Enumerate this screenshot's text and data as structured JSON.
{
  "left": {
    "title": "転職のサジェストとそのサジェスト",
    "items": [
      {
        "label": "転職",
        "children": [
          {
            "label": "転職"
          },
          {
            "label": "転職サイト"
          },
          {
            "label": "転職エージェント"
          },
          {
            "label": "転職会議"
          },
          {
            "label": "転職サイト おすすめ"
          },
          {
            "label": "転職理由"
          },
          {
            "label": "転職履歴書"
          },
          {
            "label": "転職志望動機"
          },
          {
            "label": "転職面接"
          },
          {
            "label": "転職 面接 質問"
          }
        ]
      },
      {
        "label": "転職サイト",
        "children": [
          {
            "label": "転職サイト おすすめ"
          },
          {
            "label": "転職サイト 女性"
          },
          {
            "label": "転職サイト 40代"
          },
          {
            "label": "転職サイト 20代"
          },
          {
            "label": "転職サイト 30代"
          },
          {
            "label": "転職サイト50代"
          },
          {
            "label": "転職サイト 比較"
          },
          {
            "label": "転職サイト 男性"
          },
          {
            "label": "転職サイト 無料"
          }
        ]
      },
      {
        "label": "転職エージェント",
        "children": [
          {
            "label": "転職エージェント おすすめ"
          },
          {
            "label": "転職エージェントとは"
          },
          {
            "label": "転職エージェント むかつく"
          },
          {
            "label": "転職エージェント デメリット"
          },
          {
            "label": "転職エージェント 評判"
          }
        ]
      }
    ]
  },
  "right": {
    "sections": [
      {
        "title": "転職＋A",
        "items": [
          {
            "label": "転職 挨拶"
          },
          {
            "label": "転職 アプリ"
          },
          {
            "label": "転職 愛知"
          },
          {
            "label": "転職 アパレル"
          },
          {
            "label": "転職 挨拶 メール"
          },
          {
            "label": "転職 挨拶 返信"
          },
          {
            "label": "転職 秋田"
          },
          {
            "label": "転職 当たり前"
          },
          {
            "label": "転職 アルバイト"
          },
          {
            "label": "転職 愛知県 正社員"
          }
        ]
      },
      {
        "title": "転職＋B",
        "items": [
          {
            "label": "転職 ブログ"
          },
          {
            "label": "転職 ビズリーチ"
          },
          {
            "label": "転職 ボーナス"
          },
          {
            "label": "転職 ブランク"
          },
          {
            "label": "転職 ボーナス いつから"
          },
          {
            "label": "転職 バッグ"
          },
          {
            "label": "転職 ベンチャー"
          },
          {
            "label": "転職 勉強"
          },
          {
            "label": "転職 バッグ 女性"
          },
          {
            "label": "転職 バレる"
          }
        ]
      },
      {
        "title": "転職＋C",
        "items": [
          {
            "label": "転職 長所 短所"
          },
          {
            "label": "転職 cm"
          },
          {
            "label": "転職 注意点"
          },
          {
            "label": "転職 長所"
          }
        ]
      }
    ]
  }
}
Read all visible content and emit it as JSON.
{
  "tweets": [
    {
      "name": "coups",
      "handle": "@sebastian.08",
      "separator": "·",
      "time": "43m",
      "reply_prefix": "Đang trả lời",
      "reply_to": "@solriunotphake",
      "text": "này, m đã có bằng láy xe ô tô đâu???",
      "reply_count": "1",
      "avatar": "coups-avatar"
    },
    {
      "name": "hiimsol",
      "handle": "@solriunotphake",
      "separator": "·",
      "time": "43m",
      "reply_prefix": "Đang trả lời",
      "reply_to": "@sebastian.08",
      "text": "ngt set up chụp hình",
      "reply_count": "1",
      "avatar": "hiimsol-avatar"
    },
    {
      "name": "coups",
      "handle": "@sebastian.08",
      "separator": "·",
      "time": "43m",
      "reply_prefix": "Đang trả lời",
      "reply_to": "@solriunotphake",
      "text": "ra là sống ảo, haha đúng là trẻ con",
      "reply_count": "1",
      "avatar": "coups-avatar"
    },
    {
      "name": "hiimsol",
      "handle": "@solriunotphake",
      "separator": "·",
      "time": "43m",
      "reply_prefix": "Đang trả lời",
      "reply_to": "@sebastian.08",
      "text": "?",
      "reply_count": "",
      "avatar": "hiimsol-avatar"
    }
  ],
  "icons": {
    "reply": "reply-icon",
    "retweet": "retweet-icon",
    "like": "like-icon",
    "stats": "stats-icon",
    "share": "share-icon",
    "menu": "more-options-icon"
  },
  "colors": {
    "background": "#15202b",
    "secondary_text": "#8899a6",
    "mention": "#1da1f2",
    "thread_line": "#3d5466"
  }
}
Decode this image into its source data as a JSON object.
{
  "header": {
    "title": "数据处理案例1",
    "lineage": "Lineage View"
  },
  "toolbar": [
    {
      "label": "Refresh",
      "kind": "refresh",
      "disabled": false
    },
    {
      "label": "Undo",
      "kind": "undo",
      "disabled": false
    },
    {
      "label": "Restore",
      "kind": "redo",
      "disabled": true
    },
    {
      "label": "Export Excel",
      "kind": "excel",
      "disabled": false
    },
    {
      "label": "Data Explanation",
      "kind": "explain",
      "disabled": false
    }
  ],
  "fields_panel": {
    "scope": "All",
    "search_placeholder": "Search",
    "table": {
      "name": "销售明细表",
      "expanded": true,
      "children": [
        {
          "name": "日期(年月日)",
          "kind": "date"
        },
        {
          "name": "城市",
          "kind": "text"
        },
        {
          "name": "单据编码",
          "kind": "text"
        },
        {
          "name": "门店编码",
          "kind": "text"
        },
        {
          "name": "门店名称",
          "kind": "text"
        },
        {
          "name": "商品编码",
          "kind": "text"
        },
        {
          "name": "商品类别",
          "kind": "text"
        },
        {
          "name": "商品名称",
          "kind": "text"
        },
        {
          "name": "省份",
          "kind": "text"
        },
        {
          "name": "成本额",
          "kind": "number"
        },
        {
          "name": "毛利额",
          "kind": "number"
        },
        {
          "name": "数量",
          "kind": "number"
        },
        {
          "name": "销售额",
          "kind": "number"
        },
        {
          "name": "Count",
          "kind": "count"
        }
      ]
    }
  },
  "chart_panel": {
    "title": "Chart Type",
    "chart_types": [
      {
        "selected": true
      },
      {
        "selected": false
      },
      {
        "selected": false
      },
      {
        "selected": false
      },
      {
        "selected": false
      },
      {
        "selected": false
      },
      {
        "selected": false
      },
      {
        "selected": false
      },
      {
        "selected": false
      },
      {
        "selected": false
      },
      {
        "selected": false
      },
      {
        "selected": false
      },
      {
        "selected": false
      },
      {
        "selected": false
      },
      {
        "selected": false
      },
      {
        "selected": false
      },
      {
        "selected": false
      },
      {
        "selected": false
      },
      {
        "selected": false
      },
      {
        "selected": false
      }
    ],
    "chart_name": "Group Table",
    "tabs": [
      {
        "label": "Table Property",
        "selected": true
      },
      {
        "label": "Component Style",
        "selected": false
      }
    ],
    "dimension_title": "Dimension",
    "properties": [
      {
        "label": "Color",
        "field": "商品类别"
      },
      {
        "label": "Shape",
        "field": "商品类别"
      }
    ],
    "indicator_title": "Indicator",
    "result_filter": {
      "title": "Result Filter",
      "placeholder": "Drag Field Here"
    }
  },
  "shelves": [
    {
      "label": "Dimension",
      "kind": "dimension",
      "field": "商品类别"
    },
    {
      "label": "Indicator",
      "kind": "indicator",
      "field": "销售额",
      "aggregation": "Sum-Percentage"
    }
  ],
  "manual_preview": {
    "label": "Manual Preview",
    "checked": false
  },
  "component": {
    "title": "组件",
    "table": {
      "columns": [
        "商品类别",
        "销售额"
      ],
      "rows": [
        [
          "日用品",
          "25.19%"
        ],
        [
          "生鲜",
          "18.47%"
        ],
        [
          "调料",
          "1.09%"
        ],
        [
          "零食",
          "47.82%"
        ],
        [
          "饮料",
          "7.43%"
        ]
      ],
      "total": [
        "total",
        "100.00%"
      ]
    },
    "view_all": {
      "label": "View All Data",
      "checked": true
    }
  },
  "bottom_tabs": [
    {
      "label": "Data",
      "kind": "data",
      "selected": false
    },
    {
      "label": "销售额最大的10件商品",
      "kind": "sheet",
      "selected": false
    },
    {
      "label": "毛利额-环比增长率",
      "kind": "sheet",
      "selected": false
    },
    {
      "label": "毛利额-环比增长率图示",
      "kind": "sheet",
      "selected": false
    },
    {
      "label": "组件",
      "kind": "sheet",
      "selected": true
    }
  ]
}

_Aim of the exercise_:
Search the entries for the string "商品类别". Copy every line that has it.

_Exercise output_:
          "name": "商品类别",
        "field": "商品类别"
        "field": "商品类别"
      "field": "商品类别"
        "商品类别",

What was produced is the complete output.